- [TASK OBJECTIVE]
Report each line of the listing that carries the word "text".

____ EXTRACTED INFORMATION

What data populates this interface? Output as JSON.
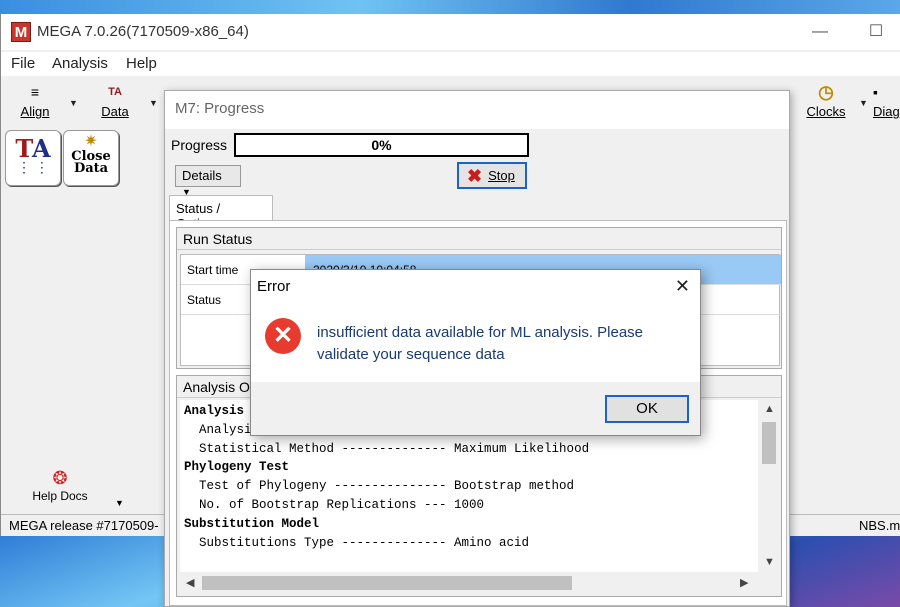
{
  "main_window": {
    "title": "MEGA 7.0.26(7170509-x86_64)",
    "app_icon_letter": "M",
    "menus": [
      "File",
      "Analysis",
      "Help"
    ],
    "toolbar": {
      "align_label": "Align",
      "data_label": "Data",
      "clocks_label": "Clocks",
      "diag_label": "Diag"
    },
    "launch_buttons": {
      "ta_glyph": "TA",
      "close_data_label_1": "Close",
      "close_data_label_2": "Data"
    },
    "help_docs_label": "Help Docs",
    "status_left": "MEGA release #7170509-",
    "status_right": "NBS.me"
  },
  "progress_window": {
    "title": "M7: Progress",
    "progress_label": "Progress",
    "progress_percent": "0%",
    "progress_value": 0,
    "details_button": "Details",
    "stop_button": "Stop",
    "tab_label": "Status / Options",
    "run_status": {
      "heading": "Run Status",
      "rows": [
        {
          "key": "Start time",
          "value": "2020/3/19 10:04:58"
        },
        {
          "key": "Status",
          "value": ""
        }
      ]
    },
    "analysis_options": {
      "heading": "Analysis Op",
      "lines": [
        {
          "text": "Analysis",
          "bold": true
        },
        {
          "text": "  Analysis",
          "bold": false
        },
        {
          "text": "  Statistical Method -------------- Maximum Likelihood",
          "bold": false
        },
        {
          "text": "Phylogeny Test",
          "bold": true
        },
        {
          "text": "  Test of Phylogeny --------------- Bootstrap method",
          "bold": false
        },
        {
          "text": "  No. of Bootstrap Replications --- 1000",
          "bold": false
        },
        {
          "text": "Substitution Model",
          "bold": true
        },
        {
          "text": "  Substitutions Type -------------- Amino acid",
          "bold": false
        }
      ]
    }
  },
  "error_dialog": {
    "title": "Error",
    "message": "insufficient data available for ML analysis. Please validate your sequence data",
    "ok_button": "OK"
  },
  "colors": {
    "error_red": "#e63b2e",
    "accent_blue": "#1b63c6",
    "selection_blue": "#99c9f5"
  }
}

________

- [EXERCISE RESPONSE]
          "text": "Analysis",
          "text": "  Analysis",
          "text": "  Statistical Method -------------- Maximum Likelihood",
          "text": "Phylogeny Test",
          "text": "  Test of Phylogeny --------------- Bootstrap method",
          "text": "  No. of Bootstrap Replications --- 1000",
          "text": "Substitution Model",
          "text": "  Substitutions Type -------------- Amino acid",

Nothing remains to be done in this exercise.